Assignment
Retype all of the records precisely.

BEGIN Supplied data

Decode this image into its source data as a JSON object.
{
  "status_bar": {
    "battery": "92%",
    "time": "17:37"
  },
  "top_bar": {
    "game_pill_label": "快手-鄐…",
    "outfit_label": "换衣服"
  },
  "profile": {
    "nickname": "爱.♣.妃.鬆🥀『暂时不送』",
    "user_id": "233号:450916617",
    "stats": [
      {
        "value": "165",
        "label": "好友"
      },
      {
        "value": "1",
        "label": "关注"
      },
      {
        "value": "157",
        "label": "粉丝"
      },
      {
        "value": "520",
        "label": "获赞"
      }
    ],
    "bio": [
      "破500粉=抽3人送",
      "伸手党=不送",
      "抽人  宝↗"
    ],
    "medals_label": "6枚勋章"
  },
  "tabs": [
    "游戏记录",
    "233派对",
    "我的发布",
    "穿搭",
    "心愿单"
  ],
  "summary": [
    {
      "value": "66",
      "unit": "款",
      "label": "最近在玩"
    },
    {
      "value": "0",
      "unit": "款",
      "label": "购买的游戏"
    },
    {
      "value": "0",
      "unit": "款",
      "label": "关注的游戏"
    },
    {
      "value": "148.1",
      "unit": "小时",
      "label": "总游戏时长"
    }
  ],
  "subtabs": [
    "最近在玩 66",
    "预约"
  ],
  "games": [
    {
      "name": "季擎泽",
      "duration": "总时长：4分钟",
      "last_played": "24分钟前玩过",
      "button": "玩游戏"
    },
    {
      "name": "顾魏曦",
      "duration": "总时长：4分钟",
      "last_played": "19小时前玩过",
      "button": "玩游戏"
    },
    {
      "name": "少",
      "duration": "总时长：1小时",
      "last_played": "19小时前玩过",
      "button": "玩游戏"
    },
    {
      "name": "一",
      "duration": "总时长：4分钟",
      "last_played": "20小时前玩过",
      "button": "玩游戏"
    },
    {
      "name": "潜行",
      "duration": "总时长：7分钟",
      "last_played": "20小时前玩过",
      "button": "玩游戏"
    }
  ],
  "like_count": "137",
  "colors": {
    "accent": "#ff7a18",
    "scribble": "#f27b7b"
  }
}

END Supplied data

Response area
Decode this image into its source data as a JSON object.
{
  "status_bar": {
    "battery": "92%",
    "time": "17:37"
  },
  "top_bar": {
    "game_pill_label": "快手-鄐…",
    "outfit_label": "换衣服"
  },
  "profile": {
    "nickname": "爱.♣.妃.鬆🥀『暂时不送』",
    "user_id": "233号:450916617",
    "stats": [
      {
        "value": "165",
        "label": "好友"
      },
      {
        "value": "1",
        "label": "关注"
      },
      {
        "value": "157",
        "label": "粉丝"
      },
      {
        "value": "520",
        "label": "获赞"
      }
    ],
    "bio": [
      "破500粉=抽3人送",
      "伸手党=不送",
      "抽人  宝↗"
    ],
    "medals_label": "6枚勋章"
  },
  "tabs": [
    "游戏记录",
    "233派对",
    "我的发布",
    "穿搭",
    "心愿单"
  ],
  "summary": [
    {
      "value": "66",
      "unit": "款",
      "label": "最近在玩"
    },
    {
      "value": "0",
      "unit": "款",
      "label": "购买的游戏"
    },
    {
      "value": "0",
      "unit": "款",
      "label": "关注的游戏"
    },
    {
      "value": "148.1",
      "unit": "小时",
      "label": "总游戏时长"
    }
  ],
  "subtabs": [
    "最近在玩 66",
    "预约"
  ],
  "games": [
    {
      "name": "季擎泽",
      "duration": "总时长：4分钟",
      "last_played": "24分钟前玩过",
      "button": "玩游戏"
    },
    {
      "name": "顾魏曦",
      "duration": "总时长：4分钟",
      "last_played": "19小时前玩过",
      "button": "玩游戏"
    },
    {
      "name": "少",
      "duration": "总时长：1小时",
      "last_played": "19小时前玩过",
      "button": "玩游戏"
    },
    {
      "name": "一",
      "duration": "总时长：4分钟",
      "last_played": "20小时前玩过",
      "button": "玩游戏"
    },
    {
      "name": "潜行",
      "duration": "总时长：7分钟",
      "last_played": "20小时前玩过",
      "button": "玩游戏"
    }
  ],
  "like_count": "137",
  "colors": {
    "accent": "#ff7a18",
    "scribble": "#f27b7b"
  }
}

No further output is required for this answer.